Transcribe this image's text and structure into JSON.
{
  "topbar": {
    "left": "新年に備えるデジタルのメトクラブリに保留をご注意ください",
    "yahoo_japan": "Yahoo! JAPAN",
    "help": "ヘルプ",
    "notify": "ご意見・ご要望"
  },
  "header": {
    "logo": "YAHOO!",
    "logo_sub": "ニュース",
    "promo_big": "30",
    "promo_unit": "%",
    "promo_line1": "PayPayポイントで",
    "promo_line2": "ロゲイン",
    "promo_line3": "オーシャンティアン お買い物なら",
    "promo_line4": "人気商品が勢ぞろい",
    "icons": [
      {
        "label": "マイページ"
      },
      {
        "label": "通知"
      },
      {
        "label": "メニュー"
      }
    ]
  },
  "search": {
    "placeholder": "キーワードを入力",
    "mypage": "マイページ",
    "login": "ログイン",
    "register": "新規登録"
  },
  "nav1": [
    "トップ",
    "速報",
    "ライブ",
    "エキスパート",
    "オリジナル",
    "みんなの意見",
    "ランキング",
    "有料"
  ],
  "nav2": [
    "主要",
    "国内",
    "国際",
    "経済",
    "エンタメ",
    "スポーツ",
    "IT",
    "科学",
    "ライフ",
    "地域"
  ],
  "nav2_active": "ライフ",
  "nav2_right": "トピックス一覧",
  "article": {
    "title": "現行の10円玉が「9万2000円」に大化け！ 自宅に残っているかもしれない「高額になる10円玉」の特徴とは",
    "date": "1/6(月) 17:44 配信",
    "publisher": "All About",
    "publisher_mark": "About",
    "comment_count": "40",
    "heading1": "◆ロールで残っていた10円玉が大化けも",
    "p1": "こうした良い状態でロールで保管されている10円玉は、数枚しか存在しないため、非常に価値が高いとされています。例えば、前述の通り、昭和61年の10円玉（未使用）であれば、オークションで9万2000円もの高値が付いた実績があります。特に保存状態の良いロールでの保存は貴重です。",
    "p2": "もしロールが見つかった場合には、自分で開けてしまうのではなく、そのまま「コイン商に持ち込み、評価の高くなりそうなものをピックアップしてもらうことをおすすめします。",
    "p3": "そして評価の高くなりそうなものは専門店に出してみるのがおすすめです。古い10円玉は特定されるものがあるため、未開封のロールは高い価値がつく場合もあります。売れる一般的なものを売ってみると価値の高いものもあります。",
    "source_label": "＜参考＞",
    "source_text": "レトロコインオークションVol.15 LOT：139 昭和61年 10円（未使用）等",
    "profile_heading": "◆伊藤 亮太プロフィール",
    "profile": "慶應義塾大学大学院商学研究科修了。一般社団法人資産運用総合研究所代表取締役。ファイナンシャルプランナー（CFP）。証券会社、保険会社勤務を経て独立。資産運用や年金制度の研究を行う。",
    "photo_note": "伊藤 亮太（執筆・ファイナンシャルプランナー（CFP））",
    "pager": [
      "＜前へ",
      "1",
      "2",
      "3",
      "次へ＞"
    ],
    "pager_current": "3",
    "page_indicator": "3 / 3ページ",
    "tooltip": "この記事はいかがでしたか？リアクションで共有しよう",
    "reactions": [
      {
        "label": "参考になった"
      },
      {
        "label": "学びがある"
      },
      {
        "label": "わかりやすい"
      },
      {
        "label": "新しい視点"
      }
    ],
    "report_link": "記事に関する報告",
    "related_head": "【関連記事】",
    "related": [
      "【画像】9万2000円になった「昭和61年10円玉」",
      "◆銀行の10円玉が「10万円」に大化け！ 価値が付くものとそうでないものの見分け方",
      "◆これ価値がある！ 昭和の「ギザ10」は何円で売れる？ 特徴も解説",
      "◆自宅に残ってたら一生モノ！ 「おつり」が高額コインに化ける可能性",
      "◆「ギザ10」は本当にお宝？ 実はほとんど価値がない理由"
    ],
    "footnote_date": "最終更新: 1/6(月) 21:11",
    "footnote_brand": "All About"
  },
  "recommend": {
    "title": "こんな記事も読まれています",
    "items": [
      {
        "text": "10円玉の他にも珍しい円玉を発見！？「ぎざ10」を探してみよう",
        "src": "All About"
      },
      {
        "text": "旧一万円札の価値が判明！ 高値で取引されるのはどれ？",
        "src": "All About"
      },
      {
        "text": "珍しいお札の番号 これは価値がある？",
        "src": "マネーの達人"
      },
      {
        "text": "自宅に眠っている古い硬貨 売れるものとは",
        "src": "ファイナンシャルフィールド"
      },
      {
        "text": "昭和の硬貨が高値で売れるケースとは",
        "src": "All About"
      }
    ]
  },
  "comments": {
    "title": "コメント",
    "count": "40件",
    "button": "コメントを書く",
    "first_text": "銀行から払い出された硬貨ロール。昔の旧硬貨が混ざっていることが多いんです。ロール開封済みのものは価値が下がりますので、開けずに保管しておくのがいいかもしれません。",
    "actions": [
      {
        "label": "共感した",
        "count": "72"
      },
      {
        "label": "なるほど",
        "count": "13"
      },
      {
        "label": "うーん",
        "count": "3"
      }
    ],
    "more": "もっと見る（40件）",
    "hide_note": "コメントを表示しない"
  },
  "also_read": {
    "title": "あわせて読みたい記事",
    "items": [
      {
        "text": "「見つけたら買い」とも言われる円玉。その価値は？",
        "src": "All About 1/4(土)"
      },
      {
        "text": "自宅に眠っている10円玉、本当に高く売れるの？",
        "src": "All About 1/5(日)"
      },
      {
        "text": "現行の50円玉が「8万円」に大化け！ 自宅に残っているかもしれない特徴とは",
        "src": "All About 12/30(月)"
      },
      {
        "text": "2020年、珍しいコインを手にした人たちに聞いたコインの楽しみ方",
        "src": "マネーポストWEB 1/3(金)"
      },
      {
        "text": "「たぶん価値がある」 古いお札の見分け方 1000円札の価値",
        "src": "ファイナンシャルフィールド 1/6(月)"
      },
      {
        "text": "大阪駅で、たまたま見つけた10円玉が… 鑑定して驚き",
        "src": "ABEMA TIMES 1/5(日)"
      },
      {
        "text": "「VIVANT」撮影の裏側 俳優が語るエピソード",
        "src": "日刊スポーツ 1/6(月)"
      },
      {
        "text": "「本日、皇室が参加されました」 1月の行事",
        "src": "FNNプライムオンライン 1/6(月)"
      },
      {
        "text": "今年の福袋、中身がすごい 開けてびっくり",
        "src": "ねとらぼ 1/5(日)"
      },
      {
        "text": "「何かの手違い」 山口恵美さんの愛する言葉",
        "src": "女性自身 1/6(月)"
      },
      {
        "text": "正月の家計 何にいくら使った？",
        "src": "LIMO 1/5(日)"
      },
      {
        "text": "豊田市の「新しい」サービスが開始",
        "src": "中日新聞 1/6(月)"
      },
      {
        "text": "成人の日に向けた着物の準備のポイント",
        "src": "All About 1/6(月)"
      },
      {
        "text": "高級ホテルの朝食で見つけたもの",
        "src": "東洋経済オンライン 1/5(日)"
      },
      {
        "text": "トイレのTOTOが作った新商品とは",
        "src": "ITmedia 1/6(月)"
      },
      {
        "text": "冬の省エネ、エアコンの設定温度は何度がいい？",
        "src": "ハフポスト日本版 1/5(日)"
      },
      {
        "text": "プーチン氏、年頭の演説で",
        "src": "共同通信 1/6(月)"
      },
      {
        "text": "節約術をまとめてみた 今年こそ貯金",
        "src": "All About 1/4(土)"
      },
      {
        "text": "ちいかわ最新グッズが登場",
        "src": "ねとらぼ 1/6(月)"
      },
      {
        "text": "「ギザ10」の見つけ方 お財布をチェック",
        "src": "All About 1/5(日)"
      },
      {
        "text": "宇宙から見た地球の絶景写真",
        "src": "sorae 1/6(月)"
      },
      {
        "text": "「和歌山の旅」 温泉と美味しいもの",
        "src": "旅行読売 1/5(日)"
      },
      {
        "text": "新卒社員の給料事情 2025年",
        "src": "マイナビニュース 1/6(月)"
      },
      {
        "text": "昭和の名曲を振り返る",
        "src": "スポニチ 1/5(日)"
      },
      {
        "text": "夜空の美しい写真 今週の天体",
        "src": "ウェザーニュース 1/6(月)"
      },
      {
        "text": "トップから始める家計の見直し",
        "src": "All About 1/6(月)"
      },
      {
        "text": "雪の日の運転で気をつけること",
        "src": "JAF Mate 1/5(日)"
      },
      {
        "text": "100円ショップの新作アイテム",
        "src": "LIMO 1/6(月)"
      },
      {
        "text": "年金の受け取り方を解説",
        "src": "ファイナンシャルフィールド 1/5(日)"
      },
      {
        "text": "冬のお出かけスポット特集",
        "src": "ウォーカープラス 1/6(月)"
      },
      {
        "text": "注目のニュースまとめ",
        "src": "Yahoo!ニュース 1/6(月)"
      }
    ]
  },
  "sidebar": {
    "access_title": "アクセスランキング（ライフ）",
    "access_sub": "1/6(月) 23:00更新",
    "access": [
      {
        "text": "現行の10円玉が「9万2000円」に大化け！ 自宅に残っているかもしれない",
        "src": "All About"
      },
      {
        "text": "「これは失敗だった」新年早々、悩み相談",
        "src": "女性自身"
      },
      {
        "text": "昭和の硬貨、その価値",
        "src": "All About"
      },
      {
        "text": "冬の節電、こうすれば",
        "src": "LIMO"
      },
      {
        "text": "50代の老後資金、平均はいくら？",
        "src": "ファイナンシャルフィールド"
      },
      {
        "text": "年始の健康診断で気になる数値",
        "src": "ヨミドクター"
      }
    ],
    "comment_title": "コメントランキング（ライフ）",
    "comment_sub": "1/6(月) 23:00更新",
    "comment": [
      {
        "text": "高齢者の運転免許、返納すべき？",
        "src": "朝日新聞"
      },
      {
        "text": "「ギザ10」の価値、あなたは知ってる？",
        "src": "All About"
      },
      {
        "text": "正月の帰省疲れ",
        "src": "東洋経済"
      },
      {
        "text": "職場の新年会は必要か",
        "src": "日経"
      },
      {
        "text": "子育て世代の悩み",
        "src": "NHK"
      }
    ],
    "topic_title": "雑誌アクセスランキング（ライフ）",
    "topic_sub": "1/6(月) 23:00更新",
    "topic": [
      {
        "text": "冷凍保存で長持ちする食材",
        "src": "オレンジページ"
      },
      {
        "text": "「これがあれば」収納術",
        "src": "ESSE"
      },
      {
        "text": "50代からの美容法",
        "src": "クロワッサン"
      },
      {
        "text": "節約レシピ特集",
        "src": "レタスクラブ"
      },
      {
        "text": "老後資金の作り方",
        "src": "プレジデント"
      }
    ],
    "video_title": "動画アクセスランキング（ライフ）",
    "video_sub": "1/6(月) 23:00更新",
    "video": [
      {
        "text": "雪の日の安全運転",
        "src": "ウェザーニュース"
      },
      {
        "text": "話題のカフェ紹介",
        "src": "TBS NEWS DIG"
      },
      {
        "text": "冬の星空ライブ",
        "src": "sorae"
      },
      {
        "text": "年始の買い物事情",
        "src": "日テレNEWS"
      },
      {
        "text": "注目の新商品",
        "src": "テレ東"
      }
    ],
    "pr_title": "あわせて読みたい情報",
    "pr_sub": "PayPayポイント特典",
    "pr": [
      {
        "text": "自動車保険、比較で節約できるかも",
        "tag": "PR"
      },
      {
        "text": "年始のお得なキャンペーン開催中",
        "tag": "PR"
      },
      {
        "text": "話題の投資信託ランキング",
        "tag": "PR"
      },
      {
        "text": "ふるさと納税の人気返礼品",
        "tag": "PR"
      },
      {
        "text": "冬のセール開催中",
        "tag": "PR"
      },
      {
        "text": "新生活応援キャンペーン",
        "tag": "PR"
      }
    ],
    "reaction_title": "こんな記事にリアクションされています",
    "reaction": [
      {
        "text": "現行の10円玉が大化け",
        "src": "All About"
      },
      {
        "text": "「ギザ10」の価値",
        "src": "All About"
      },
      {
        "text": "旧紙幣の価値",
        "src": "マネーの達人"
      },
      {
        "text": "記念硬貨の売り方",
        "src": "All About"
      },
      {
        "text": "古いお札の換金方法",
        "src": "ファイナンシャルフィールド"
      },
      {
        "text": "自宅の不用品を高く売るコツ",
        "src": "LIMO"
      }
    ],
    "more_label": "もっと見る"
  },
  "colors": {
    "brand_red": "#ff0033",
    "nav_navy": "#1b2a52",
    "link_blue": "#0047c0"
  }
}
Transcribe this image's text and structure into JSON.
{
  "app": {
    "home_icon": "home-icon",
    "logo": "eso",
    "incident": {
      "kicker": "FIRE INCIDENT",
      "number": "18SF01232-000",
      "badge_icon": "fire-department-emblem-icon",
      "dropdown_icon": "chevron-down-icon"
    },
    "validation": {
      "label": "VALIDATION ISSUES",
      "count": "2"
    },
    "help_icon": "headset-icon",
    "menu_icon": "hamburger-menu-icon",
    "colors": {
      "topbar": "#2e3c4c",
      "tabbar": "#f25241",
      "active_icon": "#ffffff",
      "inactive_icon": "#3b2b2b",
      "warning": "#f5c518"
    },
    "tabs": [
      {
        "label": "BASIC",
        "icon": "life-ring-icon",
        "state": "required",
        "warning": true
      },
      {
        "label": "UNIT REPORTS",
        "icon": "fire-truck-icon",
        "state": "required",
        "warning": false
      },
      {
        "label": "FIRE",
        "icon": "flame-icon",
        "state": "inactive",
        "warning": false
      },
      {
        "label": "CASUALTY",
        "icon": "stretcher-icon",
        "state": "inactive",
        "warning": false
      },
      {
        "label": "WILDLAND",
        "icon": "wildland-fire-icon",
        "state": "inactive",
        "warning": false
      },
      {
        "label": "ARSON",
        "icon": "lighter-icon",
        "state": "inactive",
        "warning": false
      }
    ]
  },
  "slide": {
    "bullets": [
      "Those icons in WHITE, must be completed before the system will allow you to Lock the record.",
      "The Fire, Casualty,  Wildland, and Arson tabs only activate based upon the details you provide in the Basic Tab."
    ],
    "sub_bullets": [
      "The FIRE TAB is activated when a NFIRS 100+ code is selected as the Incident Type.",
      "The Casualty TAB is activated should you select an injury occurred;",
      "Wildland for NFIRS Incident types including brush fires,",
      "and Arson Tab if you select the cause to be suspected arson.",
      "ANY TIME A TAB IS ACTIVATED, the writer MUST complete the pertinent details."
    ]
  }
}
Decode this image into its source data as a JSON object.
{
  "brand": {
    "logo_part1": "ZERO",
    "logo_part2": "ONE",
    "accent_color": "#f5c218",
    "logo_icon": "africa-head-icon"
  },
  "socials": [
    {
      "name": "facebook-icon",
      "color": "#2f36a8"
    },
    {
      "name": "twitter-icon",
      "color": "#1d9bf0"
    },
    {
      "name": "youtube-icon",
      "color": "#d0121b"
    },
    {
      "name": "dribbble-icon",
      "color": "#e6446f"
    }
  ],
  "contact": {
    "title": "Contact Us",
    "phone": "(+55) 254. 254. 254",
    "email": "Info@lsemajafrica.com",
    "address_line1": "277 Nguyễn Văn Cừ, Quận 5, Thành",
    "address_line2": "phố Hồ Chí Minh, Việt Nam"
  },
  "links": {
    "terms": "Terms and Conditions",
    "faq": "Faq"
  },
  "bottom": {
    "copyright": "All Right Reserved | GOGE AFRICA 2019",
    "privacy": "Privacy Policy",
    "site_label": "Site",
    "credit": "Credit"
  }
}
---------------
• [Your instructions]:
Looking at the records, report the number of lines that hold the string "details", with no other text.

• [The answer]:
2